Families eating in the Derian Restaurant, Yerevan.

A Recipe for Success

From hole-in-the-wall to celebrity hot spot: The inevitable rise of Derian Restaurant

Nine years ago, Hagop Azelian started his application for Armenian citizenship at Armenia’s Consulate in Aleppo in hopes of relocating his family to a safer neighborhood with access to education for his daughter. After living in Dubai for one year and a half, the Azelians became official Armenian citizens. 

Little did Azelian know that his relocation would result in immense success in Armenia’s promising restaurant industry. With the cash in his wallet and hopes of creating a better future for his family, Azelian opened a small eatery on Derian Street. “We started to do barbecue, only sandwiches, like shish kebab, tikka kebab, shish taouk, eggplant kebab. And since then, we’ve been cooking it like we did at home.” 

The authenticity of his mother and mother-in-law’s cooking has set Derian apart from the rest. “They started their business with the power of their women,” Soghomonian said. “The two ran the kitchen and took the business to a whole new level. With the culinary talent of Azelian’s mother Kohar Azelian and his mother-in-law Verjin Hamalian, Derian made a name for itself as a haven of home cooked food.” 

Next to their tiny kiosk, an Armenian travel agency that was moving out urged Azelian to take over their space. “From the first day, they helped us because they knew we came from Syria.” Thanks to their hospitality and carefully managed social media accounts, Derian has grown to become widely popular and now has two locations. Azelian oversees the upscale restaurant on Buzand Street. 

Derian Restaurant. © Davit Hakobyan
Derian Restaurant. © Davit Hakobyan
A plate of kebab and dolma from the Derian restaurant in Yerevan.

The family’s transition to Yerevan wasn’t without problems, as high unemployment rates and rising costs of rent proved to be his biggest burden. “We lived in Yerevan for six months, every month we paid $800 rent for our house. The problem started after six months, because our cash flow ran low,” Azelian recalls. “We had to think about what we could do to earn money to afford living in Yerevan.” He determined that the key to success was to uphold his reputation and continue his repeat business, which requires him to personally taste-test the meals before they are served or delivered to customers. His ingredients come from a trustworthy Syrian butcher shop, ensuring the authenticity and quality of his cuisine. “This is not like any other job,” he clarified. “When you send food out, and there is a mistake, the customer will not come a second time.” 

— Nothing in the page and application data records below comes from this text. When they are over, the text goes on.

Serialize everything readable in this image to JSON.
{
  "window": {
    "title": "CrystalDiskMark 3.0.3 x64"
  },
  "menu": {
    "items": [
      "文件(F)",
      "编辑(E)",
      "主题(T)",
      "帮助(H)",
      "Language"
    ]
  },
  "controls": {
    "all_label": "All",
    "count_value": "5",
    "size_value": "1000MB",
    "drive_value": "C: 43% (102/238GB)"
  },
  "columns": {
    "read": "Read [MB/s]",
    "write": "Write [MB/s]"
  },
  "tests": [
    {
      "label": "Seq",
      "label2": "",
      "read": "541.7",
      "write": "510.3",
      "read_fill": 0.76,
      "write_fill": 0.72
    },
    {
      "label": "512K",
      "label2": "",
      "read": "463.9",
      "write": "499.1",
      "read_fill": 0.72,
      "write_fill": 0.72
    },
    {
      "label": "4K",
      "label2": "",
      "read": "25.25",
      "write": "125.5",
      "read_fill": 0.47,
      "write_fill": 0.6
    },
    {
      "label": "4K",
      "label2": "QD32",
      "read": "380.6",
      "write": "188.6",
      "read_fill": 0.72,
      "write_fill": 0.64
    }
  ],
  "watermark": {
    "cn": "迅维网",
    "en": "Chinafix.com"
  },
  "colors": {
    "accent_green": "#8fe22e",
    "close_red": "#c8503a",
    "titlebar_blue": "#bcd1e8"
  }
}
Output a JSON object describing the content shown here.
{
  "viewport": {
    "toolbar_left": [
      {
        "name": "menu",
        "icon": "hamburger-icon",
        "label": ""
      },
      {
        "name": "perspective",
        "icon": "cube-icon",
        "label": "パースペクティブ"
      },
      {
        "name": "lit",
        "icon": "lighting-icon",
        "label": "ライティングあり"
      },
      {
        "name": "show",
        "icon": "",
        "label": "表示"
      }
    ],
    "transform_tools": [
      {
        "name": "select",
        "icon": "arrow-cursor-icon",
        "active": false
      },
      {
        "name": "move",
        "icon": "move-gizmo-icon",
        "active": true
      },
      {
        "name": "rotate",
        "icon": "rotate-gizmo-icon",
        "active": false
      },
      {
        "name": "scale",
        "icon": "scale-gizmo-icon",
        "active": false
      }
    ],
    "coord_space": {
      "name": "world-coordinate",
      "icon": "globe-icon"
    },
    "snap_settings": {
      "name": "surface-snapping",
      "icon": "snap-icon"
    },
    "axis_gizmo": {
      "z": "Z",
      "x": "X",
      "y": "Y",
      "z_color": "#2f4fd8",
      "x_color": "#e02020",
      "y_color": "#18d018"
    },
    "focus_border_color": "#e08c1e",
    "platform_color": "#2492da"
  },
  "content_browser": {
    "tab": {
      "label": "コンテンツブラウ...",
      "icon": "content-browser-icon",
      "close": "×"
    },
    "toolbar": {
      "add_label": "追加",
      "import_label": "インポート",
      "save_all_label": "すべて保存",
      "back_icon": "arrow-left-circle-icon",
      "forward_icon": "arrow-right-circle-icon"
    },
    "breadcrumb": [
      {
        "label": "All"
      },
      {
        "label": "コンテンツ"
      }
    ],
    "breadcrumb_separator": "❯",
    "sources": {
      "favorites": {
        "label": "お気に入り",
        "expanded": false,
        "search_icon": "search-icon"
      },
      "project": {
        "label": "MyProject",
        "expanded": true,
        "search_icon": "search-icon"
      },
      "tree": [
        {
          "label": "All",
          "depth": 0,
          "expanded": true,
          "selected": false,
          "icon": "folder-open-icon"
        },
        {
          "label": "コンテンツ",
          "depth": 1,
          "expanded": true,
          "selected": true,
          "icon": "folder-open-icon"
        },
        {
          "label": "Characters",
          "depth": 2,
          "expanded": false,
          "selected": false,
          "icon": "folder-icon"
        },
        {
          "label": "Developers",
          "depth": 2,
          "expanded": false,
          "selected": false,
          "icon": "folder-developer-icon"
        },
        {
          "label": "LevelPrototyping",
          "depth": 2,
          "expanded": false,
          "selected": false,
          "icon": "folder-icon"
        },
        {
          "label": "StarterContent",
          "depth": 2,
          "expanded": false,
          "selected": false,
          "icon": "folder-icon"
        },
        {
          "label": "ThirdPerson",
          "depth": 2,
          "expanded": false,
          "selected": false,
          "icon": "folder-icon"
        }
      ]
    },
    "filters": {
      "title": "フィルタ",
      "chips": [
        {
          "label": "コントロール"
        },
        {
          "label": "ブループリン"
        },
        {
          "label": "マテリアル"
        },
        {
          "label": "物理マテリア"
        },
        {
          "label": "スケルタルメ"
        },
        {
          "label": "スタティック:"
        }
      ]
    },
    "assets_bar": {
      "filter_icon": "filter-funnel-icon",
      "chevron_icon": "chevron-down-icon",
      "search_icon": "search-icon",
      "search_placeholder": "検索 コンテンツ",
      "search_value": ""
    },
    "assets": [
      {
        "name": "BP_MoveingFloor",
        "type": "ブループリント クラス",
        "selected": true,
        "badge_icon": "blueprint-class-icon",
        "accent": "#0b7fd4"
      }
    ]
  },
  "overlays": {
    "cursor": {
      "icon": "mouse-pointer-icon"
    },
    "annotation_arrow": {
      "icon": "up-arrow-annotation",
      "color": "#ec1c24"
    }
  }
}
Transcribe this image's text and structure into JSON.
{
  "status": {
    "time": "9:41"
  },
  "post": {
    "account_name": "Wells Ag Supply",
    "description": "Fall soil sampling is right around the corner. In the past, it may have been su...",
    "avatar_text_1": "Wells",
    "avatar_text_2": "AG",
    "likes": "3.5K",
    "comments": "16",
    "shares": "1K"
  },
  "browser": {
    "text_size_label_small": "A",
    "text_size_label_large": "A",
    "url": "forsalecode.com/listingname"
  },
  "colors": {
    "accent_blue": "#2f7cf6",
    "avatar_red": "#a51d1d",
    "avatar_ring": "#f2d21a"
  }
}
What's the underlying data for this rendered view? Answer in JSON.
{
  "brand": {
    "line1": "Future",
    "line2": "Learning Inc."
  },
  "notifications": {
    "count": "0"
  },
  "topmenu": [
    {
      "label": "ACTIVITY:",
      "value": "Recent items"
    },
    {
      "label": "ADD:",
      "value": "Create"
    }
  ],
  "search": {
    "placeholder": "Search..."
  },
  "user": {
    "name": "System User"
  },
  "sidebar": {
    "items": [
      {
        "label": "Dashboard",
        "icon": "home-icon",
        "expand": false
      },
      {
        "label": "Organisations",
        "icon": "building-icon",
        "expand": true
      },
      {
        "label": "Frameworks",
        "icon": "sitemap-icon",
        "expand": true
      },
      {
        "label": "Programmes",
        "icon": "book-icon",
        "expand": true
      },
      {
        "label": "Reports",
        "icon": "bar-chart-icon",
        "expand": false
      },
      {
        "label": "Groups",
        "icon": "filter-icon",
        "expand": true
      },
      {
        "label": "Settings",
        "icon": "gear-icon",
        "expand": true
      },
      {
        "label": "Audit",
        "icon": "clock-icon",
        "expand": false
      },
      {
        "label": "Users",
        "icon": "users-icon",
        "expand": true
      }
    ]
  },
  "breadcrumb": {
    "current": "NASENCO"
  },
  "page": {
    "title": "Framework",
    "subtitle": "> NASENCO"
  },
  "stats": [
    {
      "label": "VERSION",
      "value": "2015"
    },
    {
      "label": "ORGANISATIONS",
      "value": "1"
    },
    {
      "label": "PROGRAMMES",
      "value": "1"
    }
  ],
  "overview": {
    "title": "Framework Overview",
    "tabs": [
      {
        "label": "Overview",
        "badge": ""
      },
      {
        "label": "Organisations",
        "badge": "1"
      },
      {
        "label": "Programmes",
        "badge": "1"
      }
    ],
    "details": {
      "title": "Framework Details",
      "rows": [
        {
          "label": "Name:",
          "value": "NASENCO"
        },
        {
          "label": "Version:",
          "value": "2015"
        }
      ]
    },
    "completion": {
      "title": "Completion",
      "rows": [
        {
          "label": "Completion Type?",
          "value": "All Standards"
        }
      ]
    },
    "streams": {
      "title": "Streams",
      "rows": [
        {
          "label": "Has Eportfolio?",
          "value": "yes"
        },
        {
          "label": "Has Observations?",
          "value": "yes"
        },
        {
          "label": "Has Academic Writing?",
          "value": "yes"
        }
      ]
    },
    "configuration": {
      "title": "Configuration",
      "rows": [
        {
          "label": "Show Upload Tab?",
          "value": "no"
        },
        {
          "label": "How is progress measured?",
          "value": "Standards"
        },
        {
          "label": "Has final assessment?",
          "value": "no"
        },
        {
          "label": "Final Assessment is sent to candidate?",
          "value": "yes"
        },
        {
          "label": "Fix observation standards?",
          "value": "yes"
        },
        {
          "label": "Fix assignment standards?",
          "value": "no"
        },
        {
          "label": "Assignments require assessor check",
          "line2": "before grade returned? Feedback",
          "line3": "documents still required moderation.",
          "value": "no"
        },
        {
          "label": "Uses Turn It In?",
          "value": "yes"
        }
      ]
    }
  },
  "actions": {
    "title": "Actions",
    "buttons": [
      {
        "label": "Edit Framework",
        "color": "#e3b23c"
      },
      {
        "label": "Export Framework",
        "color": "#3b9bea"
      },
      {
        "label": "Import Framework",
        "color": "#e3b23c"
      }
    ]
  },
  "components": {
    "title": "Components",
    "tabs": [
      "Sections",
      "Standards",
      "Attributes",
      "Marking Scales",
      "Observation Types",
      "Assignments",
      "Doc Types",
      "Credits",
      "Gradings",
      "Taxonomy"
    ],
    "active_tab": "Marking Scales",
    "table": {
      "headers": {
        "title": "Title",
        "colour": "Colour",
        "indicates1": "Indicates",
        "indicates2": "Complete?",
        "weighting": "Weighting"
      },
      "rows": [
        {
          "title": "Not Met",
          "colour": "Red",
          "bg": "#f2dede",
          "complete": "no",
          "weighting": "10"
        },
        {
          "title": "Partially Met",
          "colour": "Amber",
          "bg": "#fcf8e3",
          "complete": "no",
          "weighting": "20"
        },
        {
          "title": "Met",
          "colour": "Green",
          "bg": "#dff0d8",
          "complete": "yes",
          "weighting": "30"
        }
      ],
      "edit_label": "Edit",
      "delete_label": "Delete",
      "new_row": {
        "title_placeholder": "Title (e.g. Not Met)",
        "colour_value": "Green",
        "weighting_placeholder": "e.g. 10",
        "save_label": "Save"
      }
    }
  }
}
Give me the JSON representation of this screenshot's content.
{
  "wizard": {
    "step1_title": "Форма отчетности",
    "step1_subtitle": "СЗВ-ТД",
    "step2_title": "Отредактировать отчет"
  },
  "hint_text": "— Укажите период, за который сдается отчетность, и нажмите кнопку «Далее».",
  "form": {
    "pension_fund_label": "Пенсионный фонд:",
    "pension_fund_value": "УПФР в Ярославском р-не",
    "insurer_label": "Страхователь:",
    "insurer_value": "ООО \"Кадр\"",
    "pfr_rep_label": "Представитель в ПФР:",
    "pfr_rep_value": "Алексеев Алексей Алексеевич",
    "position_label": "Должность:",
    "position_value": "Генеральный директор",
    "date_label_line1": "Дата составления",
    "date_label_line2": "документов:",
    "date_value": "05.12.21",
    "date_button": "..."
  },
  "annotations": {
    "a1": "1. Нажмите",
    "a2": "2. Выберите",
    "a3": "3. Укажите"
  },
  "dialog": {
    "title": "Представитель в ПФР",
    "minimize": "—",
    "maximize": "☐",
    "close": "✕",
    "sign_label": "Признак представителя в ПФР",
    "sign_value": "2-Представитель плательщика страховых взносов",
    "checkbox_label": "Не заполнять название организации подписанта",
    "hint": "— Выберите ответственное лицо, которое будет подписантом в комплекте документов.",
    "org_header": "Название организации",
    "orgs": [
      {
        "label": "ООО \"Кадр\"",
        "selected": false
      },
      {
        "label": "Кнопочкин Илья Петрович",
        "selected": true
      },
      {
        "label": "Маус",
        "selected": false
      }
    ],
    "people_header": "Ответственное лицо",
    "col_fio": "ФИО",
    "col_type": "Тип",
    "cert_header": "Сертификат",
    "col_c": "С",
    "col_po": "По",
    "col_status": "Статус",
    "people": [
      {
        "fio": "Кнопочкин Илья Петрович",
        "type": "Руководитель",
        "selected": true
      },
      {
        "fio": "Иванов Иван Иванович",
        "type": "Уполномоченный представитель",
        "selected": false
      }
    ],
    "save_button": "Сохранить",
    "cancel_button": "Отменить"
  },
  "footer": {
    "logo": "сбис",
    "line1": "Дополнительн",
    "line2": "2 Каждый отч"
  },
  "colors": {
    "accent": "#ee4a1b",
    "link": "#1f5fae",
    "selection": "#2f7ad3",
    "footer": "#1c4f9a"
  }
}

Given his perfectionistic oversight, Azelian needn’t worry about unsatisfied customers. Online restaurant reviews written by Armenians and non-Armenians alike rave about Derian’s dishes. In fact, Derian received TripAdvisor’s Certificate of Excellence in 2018, a recognition that celebrates consistently great service around the world and is reserved for only ten percent of businesses. Local Armenians, global tourists, government officials, and even celebrities keep coming back to Derian for a delicious home-cooked meal. Celebrities like Michael Caine, Elton John, and Serj Tankian have drawn even more attention to Azelian’s business. 

Tourists, however, have helped boost the business of Derian exponentially. “They’re helping us a lot, especially groups from Lebanon, Taiwan, Japan, Malaysia, Poland, and England.” And their verdict? “They love the food!” Azelian curates a special package for tourists consisting of a full assortment of dishes. Each order contains the best Syria and Armenia can offer, complete with hummus, tabbouleh, rice, sweets, and coffee or tea.

Azelian is also working with the United Arab Emirates Embassy, catering halal meals for their ambassador during Ramadan services. According to Azelian, “We send 400 meals every day to Muslim students in Yerevan.” Derian also prepares myriad vegetarian and vegan options, aligning with changing dietary needs and appetites. 

Azelian aspires to open more restaurants, but says the rent is high in the center of Yerevan. Though Derian is thriving, Azelian believes he needs to continue building on its success. To that end, he is saving his profits to be ready for the next location. “We are young, and we must work hard. I have a family, and I must be prepared for today and the future.” Nevertheless, he reported, “I love my work.” 

Signage for Zeituna, Zatar Pizza, and Marilda Syrian-Armenian restaurants in Yerevan.

For a full list of Syrian-Armenian food and dining enterprises in Yerevan, click here.

Banner photo by Davit Hakobyan

Originally published in the December 2019 ​issue of AGBU Magazine. end character

About the AGBU Magazine

AGBU Magazine is one of the most widely circulated English language Armenian magazines in the world, available in print and digital format. Each issue delivers insights and perspective on subjects and themes relating to the Armenian world, accompanied by original photography, exclusive high-profile interviews, fun facts and more.